"Consider San Francisco, where each night thousands sleep 'in tents and other makeshift structures,'" Gorsuch writes in the majority opinion, citing the brief. "Applying Martin, a district court entered an injunction barring the city from enforcing 'laws and ordinances to prohibit involuntarily homeless individuals from sitting, lying, or sleeping on public property.'"

Gorsuch goes on the quote Breed's brief, which said that the city uses its anti-camping laws "not to criminalize homelessness" but "to encourage individuals experiencing homelessness to accept services" and to keep public spaces and sidewalks clear.

The majority opinion also rejects an argument, presented by plaintiffs in the Grants Pass case, that the status of homelessness should be compared to the status of drug or alcohol addiction, which can't be criminalized under a Supreme Court precedent known as Robinson v. California, in which the punishment for the illness of addiction itself was ruled unconstitutional under the Eighth Amendment. Gorsuch argues, as several justices did during oral arguments, that there is a difference between punishment for a status and punishment for actions related to that status, like camping or sleeping on a public sidewalk. Cities need to be able to enforce such laws for a multitude of reasons, Gorsuch writes, including public health concerns and protecting the ability of the disabled to navigate a city street without obstruction.

Justice Sonia Sotomayor delivered her dissent from the bench Friday, an unusual move that is reserved only for the most vigorous and empassioned of dissents.

"Sleep is a biological necessity, not a crime. For some people, sleeping outside is their only option," Sotomayor begins in her dissent, which was joined by Justice Kagan and Justice Jackson. "Punishing people for their status is 'cruel and unusual' under the Eighth Amendment."

Sotomayor continues, "It is possible to acknowledge and balance the issues facing local governments, the humanity and dignity of homeless people, and our constitutional principles. Instead, the majority focuses almost exclusively on the needs of local governments and leaves the most vulnerable in our society with an impossible choice: Either stay awake or be arrested."

Sotomayor calls the decision "unconscionable and unconstitutional."

Homeless advocates have been quick to denounce the decision, as Cal Matters reports.

"The Supreme Court decision in the Johnson v. Grants Pass case is devastating and will have disastrous consequences for unhoused individuals across the country," says Jennifer Hark Dietz, CEO of the organization PATH.

Governor Gavin Newsom, meanwhile, praised the ruling, saying, "This decision removes the legal ambiguities that have tied the hands of local officials for years and limited their ability to deliver on common-sense measures to protect the safety and well-being of our communities."

"This decision by the Supreme Court will help cities like San Francisco manage our public spaces more effectively and efficiently," says Mayor London Breed in a statement. "San Francisco has made significant investments in shelter and housing, and we will continue to lead with offers of services from our hard-working City employees.
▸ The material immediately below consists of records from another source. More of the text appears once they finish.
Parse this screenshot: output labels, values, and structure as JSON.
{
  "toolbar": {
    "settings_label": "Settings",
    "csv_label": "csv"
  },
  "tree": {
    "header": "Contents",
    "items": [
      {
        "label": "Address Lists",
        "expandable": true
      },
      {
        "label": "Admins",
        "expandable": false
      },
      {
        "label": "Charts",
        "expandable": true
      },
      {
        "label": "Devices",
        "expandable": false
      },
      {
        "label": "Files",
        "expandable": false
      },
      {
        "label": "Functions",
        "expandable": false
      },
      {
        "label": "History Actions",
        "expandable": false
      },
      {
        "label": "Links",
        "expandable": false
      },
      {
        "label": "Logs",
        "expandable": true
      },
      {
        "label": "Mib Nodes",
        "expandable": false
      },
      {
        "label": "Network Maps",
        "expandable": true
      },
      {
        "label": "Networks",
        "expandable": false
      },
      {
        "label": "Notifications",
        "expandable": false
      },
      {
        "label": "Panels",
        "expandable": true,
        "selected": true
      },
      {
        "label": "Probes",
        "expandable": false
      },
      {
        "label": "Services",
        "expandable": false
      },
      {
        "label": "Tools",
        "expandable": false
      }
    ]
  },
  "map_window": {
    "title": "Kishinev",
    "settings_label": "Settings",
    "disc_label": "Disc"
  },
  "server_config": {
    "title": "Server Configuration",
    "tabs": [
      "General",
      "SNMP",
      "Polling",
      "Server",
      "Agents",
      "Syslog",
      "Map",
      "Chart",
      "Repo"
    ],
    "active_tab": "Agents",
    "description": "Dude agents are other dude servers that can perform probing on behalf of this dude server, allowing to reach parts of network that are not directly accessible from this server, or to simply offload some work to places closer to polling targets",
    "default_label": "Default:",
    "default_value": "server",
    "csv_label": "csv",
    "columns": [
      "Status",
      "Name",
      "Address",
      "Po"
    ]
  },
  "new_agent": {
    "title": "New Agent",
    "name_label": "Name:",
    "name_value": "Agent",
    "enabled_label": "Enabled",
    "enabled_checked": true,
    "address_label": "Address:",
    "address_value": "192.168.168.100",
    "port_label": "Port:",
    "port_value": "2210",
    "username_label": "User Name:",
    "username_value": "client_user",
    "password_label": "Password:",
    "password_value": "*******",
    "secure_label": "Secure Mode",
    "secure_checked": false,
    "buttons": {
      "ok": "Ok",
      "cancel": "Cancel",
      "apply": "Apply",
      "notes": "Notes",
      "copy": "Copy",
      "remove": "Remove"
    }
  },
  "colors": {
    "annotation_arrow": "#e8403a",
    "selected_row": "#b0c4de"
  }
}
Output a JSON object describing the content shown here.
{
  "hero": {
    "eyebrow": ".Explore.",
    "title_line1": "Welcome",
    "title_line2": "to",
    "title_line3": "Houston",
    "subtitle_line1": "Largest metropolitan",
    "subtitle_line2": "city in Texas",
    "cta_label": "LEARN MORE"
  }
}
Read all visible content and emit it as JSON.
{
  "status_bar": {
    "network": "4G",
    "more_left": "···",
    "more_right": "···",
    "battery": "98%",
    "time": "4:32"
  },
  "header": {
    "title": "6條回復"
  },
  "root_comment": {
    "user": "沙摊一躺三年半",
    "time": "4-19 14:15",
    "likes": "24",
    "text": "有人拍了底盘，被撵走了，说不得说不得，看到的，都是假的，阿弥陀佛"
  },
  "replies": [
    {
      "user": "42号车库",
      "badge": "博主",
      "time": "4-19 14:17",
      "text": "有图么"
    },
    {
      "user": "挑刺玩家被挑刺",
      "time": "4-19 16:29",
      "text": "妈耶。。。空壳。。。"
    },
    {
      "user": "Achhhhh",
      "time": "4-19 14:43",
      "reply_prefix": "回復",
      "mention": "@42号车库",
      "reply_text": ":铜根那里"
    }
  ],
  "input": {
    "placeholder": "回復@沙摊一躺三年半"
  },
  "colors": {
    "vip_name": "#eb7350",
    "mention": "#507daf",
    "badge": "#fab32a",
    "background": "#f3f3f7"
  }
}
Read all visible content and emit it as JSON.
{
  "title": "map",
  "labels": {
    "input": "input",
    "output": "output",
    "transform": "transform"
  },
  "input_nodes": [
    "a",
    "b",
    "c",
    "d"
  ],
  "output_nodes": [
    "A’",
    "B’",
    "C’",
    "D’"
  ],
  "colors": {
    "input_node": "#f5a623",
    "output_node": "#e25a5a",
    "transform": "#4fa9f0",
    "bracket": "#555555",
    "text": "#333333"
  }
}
But too often these offers are rejected, and we need to be able to enforce our laws, especially to prevent long-term encampments. This decision recognizes that cities must have more flexibility to address challenges on our streets."

Breed adds, "We will now adjust our city policies to be in line with the ruling by the Supreme Court. We have been working with the City Attorney and City staff on potential outcomes prior to the ruling, and now we will review this final decision with the City Attorney’s Office before announcing and implementing our new policies."

Update: SF City Attorney David Chiu has issued a statement about the ruling, saying, in part, "San Francisco has and will continue to take a compassionate, services-first approach to addressing our homelessness crisis. It will take time to analyze this decision and chart a path forward to change policies on the ground and ensure our litigation catches up with the Supreme Court’s decision today. However, the Supreme Court’s decision will give cities more flexibility to provide services to unhoused people while keeping our streets healthy and safe. It will help us address our most challenging encampments, where services are often refused and re-encampment is common."

Previously: Supreme Court Sounds Inclined to Allow Cities to Clear Homeless Encampments, Enforce Camping Laws